Several of Isaiah Crowell’s teammates say the running back who will step on the field when Georgia’s spring practices begin on March 20 isn’t the same one who lived through a turbulent freshman season.
“I’ve seen him mature from the day he got here and we had to drag him to workouts to now, where he’s the leader of his group during workouts,” junior tight end Arthur Lynch said Thursday. “He’s a kid that I think will make a lot of noise this year if he keeps doing what he’s doing. I’m extremely proud of the way he’s handled the pressure postseason and now this preseason moving up to spring and eventually the fall.”
Crowell was in the spotlight before he arrived from Columbus in June. The heralded recruit was looked at as the player who would pump new life into a floundering running game on a team coming off a losing season.
He rushed for 850 yards and five touchdowns, but had off-field issues (he was suspended for one game and for a quarter of another), and many fans wanted him to stay on the field and fight through nagging injuries.
Lynch spent several minutes Thursday defending Crowell, who was booed by some Georgia fans in the SEC championship loss to LSU when he left the game with an ankle injury.
That, Lynch said, was “disrespectful.” He said Crowell has been “wrongly scrutinized” in his rookie season during which he was named the Associated Press SEC Freshman of the Year.
“Had Isaiah been a junior or senior, maybe he should grind through it,” Lynch said. “I thought he grinded through it enough. He sat out one game and he tried to play in that SEC championship game when we needed him. … I don’t think anybody understood the pain he was going through.”
Crowell turned 19 on Jan. 8, six days after the Bulldogs’ season ended.
“You ask these high expectations out of a kid who’s 18 years old; it’s such a different game than high school,” said Lynch, who has grown closer to Crowell as his “big brother” through the team’s “Brother’s Keepers” program in which an upperclassmen is assigned to a younger teammate. “Let’s face it; he had instant success and people were so demanding of him to be the savior, this idea of, ’Oh, the next Herschel (Walker).’ That’s just unfairly suited to him.”

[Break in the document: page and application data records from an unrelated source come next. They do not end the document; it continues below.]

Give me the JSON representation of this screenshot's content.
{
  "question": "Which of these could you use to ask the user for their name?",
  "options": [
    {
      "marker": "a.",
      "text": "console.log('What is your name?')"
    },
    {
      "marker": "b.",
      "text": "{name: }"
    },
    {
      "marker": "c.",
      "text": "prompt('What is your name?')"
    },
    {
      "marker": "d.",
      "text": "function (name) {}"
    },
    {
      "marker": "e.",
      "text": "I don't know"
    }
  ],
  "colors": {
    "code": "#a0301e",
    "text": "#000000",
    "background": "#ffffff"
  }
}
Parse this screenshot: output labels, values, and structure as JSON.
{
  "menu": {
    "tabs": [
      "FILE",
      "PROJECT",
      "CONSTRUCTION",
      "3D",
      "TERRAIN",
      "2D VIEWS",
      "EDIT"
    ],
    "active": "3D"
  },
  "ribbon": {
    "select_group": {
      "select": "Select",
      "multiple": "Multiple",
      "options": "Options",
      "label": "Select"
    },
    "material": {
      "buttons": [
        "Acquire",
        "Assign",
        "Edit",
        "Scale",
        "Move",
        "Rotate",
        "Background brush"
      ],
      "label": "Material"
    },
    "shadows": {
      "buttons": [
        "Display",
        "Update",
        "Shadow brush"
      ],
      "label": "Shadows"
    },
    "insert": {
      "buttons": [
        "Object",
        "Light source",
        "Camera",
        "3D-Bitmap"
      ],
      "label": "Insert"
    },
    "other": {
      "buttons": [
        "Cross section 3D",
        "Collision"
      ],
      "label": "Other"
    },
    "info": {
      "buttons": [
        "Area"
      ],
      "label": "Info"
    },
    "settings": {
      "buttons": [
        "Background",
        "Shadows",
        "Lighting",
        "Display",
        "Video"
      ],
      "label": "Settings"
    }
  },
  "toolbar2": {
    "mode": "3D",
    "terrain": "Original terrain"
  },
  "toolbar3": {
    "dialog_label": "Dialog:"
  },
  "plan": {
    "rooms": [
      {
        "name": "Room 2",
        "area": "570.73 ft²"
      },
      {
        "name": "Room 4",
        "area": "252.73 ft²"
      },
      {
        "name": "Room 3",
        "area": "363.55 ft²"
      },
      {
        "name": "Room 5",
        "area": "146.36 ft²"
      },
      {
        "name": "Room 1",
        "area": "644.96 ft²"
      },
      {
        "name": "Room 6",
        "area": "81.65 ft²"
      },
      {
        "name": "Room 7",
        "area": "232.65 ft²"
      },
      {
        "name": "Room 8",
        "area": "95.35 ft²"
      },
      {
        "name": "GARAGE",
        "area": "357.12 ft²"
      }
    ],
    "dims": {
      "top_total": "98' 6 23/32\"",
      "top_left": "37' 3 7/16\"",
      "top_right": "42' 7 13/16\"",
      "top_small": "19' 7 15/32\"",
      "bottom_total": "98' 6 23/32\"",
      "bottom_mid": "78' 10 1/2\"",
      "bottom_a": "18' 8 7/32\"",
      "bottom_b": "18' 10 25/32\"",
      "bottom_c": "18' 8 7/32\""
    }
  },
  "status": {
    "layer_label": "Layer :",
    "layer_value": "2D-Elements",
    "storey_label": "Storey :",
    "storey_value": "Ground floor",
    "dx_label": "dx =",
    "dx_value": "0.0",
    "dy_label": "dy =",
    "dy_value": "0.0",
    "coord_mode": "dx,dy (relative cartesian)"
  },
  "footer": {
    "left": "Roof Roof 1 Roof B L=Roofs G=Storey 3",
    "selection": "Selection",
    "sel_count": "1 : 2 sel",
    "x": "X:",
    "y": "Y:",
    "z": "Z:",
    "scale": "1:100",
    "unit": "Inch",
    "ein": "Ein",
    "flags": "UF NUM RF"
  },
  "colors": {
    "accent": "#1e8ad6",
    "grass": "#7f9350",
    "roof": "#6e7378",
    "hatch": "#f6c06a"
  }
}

Crowell wasn’t the next Herschel, but he will be the second-leading returning rusher in the SEC this season after Vanderbilt’s Zac Stacy.
“I feel for him,” quarterback Aaron Murray said. “I think he definitely learned from it. I think he still had a great year. He still had over 800 yards, which is still pretty impressive for a freshman. I’m excited to see what he can do this season.”
Georgia players who were made available to the media on Thursday say they are already excited by the Crowell they’ve seen this winter.
“I’ve seen that he’s grown and learned from the things that have happened throughout the season,” running back Richard Samuel said. “He’s working towards a goal instead of just going through the motions.”
Things that he could get away with while piling up the yards and touchdowns in high school at Carver-Columbus might not have been enough at Georgia, players said.
“It’s different,” Murray said, “especially as a running back, when maybe in high school you’re just outrunning everyone and running people over, and you come to SEC football and these guys are coming at you every single play, taking you out by your knees, your ankles; it’s tough.”
Added Samuel: “It’s a different level. You have to do more and put in more from high school to college. Now he’s realizing what it takes to put in.”
For example: Georgia’s conditioning mat drills on Wednesday.
Murray went through a station with Crowell doing the “ladder drill” and came away impressed.
“He was working hard, he was running hard,” Murray said. “If he got sent back, he hustled back out of line and did it again. I definitely think he’s matured over the past season. It’s very tough to come in as a freshman and have so much put on your plate. The whole Georgia football team is on you, it’s all dependant on you, you, you, you, you.”
Not so this year.
There’s new blood — highly-regarded tailback signees Keith Marshall and Todd Gurley, newcomers whom Crowell has said he would welcome.
Murray said the competition has lit a fire under Crowell.
“You can see he wants to get better,” Lynch said, “and he’s finally getting it.”
NOTES: The idea for receiver Malcolm Mitchell to also play cornerback was actually his, the sophomore said. “It’s something I want to do,” he said. “Not just something that just popped up. I actually approached them.” Mitchell said he went to coach Mark Richt’s office in January to talk to him about playing defense also. The dismissals later of cornerbacks Chris Sanders and Nick Marshall made that idea more of a necessity. Alabama recruited him from Valdosta to play cornerback. Georgia gave him the option of playing both. “When it came down to it, I thought I’d be satisfied with catching touchdowns, but the more I play the game, the more I want to do both,” he said. “I don’t want to come off the field. I will put in the work to make sure I can physically withstand it all.” … Samuel still considers himself a tailback first even if he could get a look at fullback this spring. “It’s not going to be a switch or anything,” he said. The senior said he wouldn’t mind playing fullback and “wherever they decide to play me, I’m going to give it my all.”